It’s hardly a novel idea or burdensome request. What a disgrace for the union to take such a position.
Let’s label this controversy between the teachers union and Dr. Alonso for exactly what it is – an attempt by union leaders to thwart innovation without regard for whether it might actually improve teacher preparedness and student performance.
This is an effort to test the new CEO’s authority and to wrest control of the system away from an educator-administrator who is nationally renowned and has proven ideas of how to nurture improvement of academic performance.
Baltimore was lucky to get Dr. Alonso and now the union leadership is treating him so rudely that it serves as an embarrassment to the entire city.
Perhaps the union would have a better argument if Baltimore City schools had been performing up to par. But they are not – and have not done so for years.
Improving Baltimore City schools was the most debated issue in the recent mayoral primary election. If we don’t empower Dr. Alonso to attempt innovative measures and support his efforts to make tough decisions regarding school reforms we will likely be debating poor Baltimore City school performance for years to come.
It is time for our community leaders and business leaders to express outrage. Year in and year out, we ask for a functional school system that will graduate young people who have a chance at a decent future and the ability to succeed in the jobs that will be available for them. But year in and year out, efforts such as this attack by union leaders undercut and damage the chance for success that a dedicated and talented leader like Dr. Alonso, and the many dedicated principals and teachers within the system, are working so hard to provide to our young citizens.
These demonstrations don’t appear to represent the majority of teachers in Baltimore City. According to media accounts, picketing by the teachers and union “work to rule” efforts have been sporadic.
Only a handful of picketers at a recent school board meeting reportedly stayed after the meeting began and most media and cameras had left. Optimistically, we can hope that this means the vast majority of teachers, who are dedicated and hard working, would welcome increased collaboration with their peers and want no part of this ill-conceived nonsense.

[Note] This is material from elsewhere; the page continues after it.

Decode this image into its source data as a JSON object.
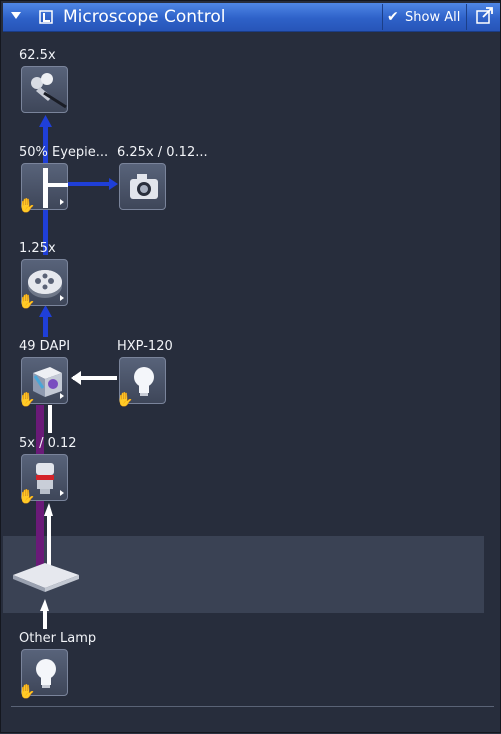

Likewise, it is appalling that media coverage of this spectacle has displayed a painfully apparent lack of balance. Although not engaging in public displays to attract media attention, many groups, including the Greater Baltimore Committee, stand firmly in support of Dr. Alonso and the school board. It is ironic that not a single reporter or camera has covered that side of the story.
As a city, it is time that we not allow this type of disruptive behavior to distract us from needed reform in the Baltimore City public schools. It is time for all community, foundation, philanthropic and business leaders to unite and demonstrate our support for our new school CEO.
Let the school board members know that we can no longer tolerate the status quo and that changes have to be made if we want to provide a quality education for our children. Also, let’s urge our elected officials to keep out of this debate. This is not the time for politics or pandering to special interests. There is only one special interest that is important in this debate – the children in Baltimore City’s public school system.
By uniting behind Dr. Alonso there is a chance that we can see innovative methods and reforms put to work that can transform a school system fraught with dysfunctional factions that have stymied a succession of administrations and yielded dismal achievement results. We must break the culture of complacency that has existed within our city’s school system for years.
Let Dr. Alonso do the job he was brought here to do. He could be our last true hope.